(Stored items from a collection)
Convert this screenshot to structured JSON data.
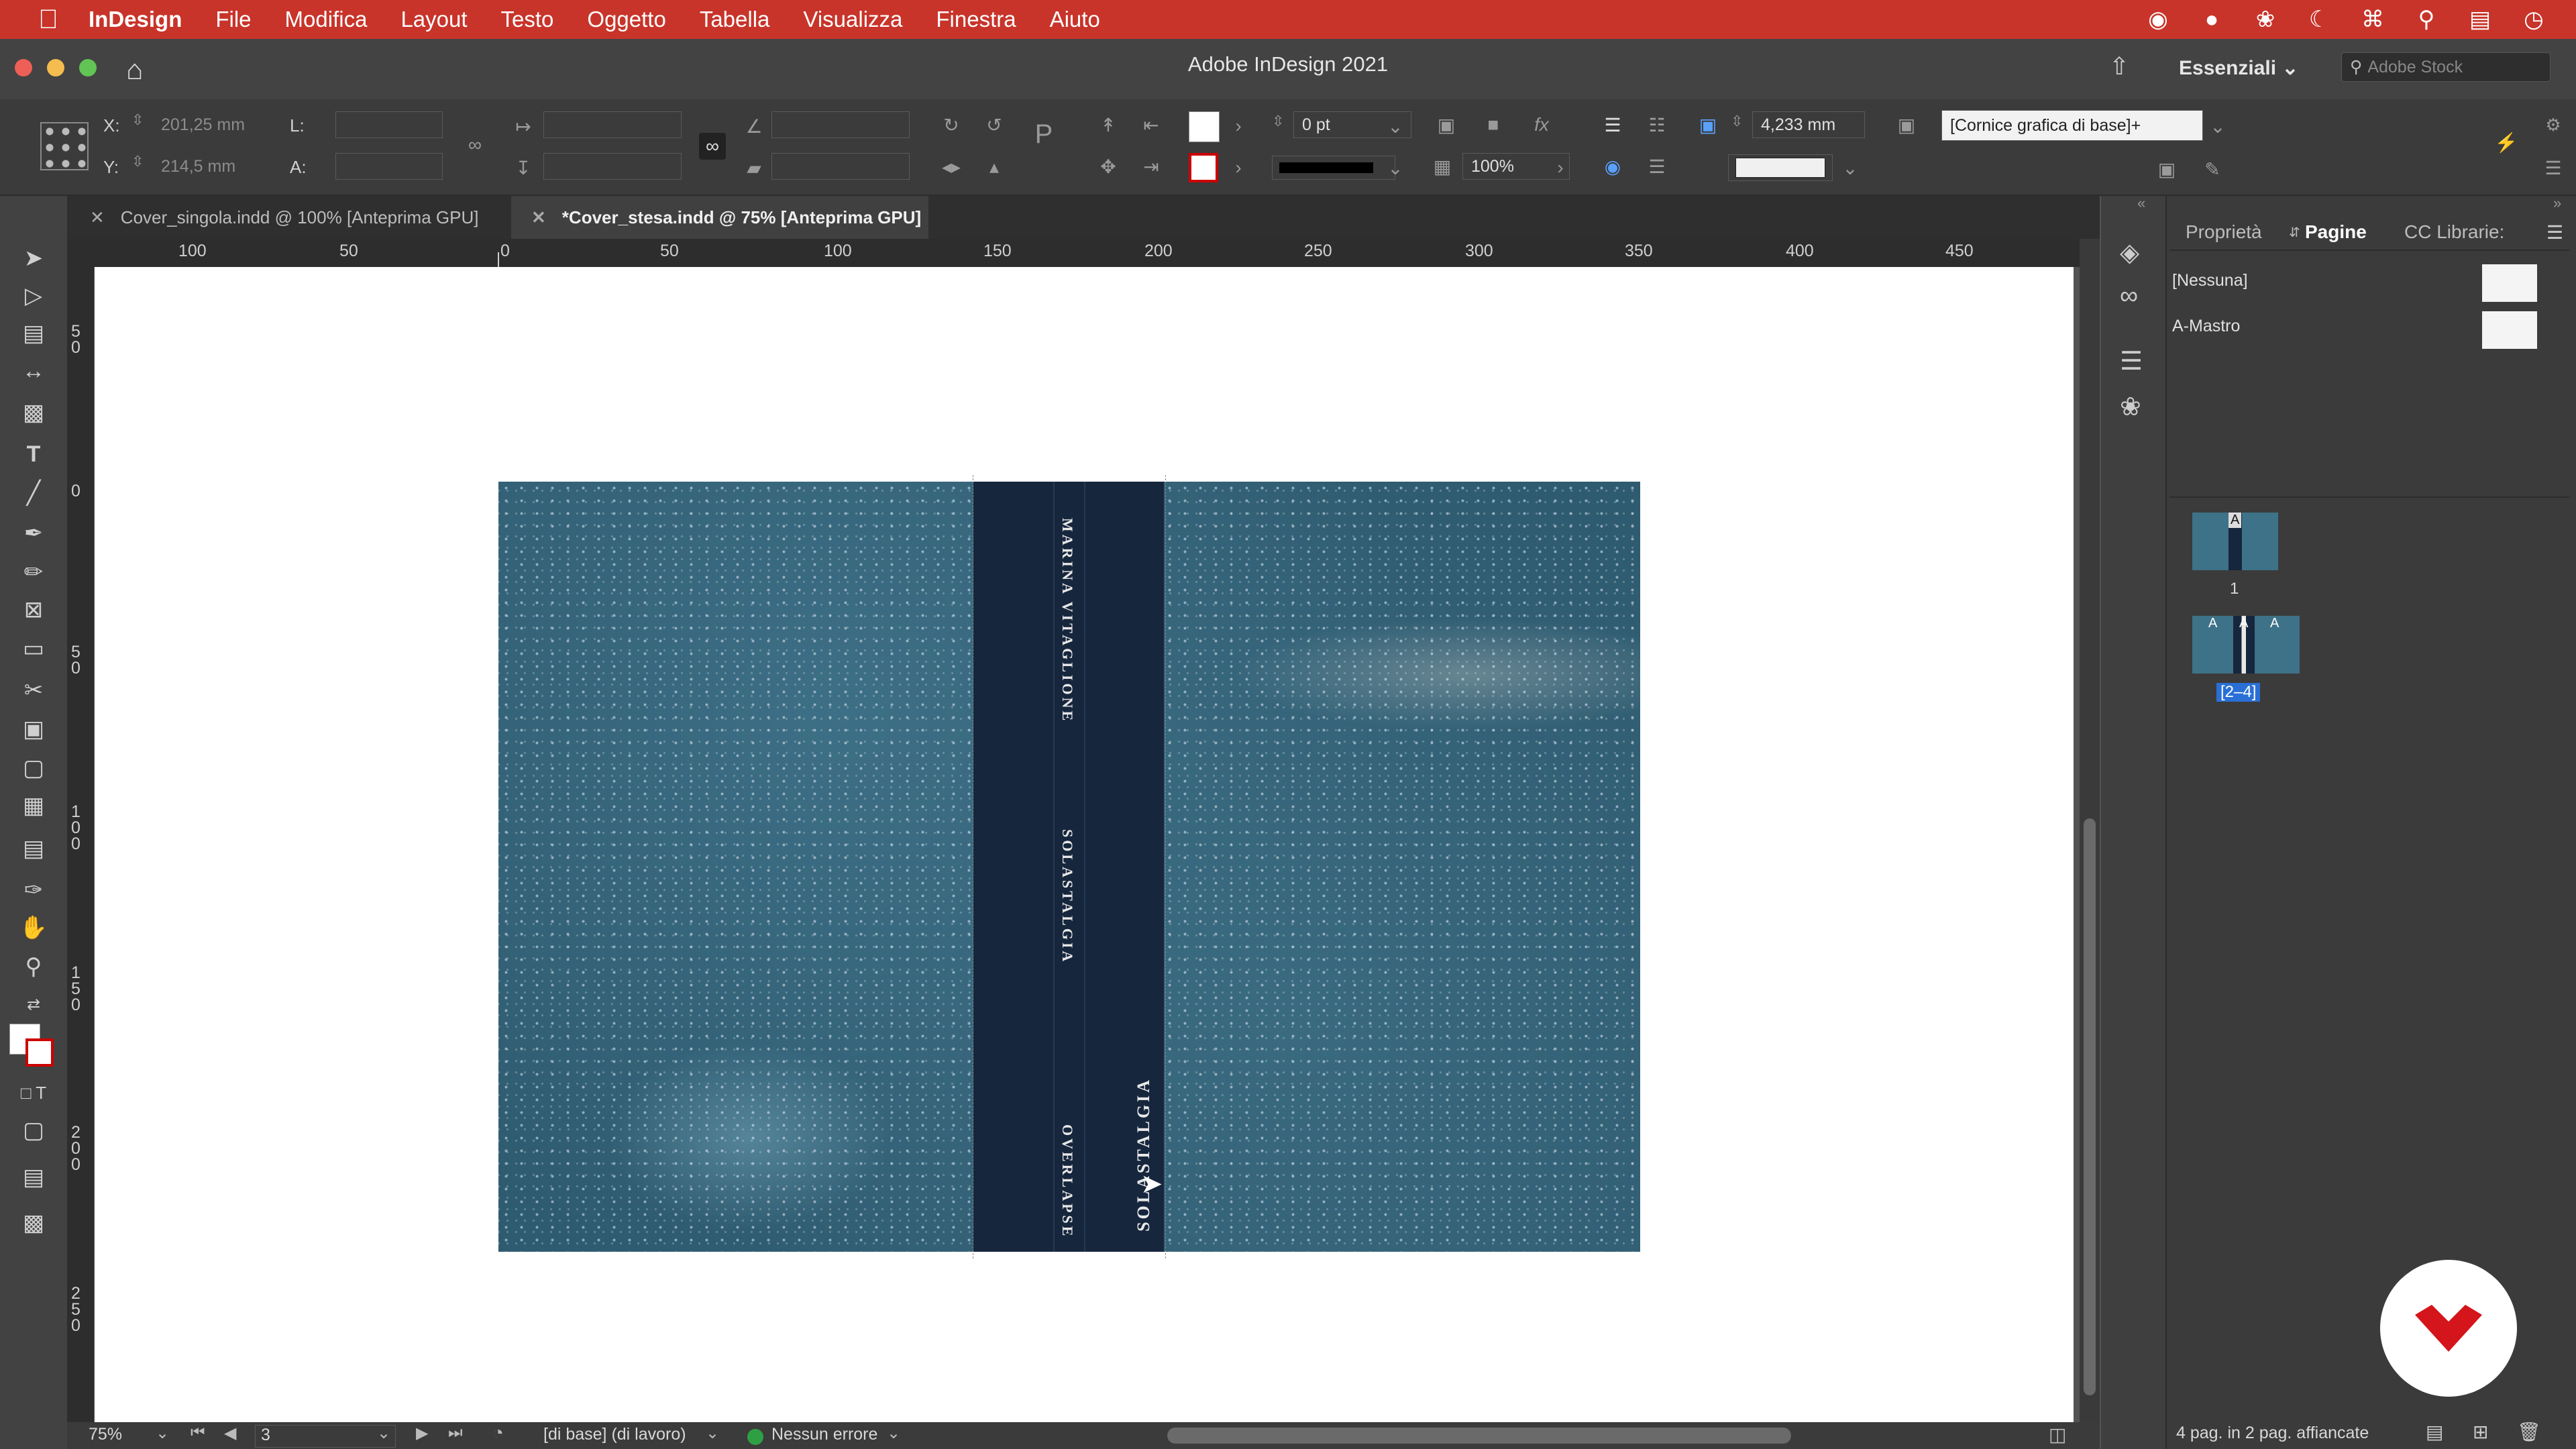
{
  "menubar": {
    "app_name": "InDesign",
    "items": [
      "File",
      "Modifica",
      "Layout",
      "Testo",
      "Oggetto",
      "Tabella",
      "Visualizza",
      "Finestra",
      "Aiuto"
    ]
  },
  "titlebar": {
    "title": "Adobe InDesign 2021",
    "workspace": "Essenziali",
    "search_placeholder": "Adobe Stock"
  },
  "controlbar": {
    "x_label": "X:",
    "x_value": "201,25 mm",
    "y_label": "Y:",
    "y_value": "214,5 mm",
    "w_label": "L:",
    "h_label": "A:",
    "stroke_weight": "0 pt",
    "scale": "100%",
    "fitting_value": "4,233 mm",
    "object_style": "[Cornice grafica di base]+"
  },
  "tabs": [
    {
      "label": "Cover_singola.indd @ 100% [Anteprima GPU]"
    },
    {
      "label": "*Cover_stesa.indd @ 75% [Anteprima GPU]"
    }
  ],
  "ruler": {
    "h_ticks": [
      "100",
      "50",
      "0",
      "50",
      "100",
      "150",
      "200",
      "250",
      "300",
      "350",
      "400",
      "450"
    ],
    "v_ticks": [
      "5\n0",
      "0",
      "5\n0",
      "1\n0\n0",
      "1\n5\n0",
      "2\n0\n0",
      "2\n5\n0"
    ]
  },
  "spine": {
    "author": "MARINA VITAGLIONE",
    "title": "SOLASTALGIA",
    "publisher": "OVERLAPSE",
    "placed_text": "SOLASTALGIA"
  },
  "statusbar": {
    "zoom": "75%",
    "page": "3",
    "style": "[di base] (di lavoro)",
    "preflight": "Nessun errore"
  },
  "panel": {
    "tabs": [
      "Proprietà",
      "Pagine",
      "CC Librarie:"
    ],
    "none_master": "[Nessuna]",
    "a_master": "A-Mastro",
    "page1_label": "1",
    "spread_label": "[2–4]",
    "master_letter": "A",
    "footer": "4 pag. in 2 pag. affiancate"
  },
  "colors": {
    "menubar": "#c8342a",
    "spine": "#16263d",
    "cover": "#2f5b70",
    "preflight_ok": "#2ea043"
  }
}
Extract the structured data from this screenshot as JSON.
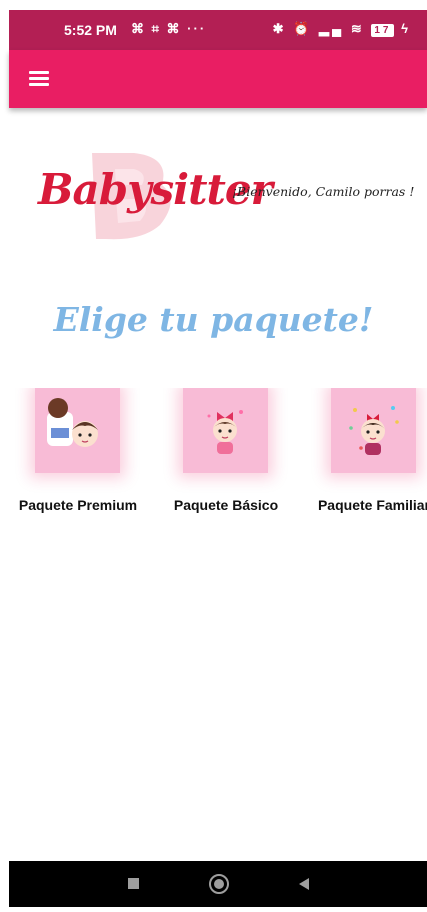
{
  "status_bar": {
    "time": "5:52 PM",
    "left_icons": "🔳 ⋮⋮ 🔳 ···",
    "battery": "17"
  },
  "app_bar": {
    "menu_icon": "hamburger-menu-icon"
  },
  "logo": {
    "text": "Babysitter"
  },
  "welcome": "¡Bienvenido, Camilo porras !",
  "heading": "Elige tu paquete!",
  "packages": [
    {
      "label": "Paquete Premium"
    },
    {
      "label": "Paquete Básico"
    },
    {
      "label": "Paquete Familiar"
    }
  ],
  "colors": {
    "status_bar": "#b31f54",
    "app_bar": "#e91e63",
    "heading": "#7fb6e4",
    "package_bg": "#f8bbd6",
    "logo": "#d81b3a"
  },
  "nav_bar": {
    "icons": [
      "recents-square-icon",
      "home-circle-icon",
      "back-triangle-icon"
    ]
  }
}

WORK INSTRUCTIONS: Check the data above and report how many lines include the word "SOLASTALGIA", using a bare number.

RESULT OF THE EXERCISE: 2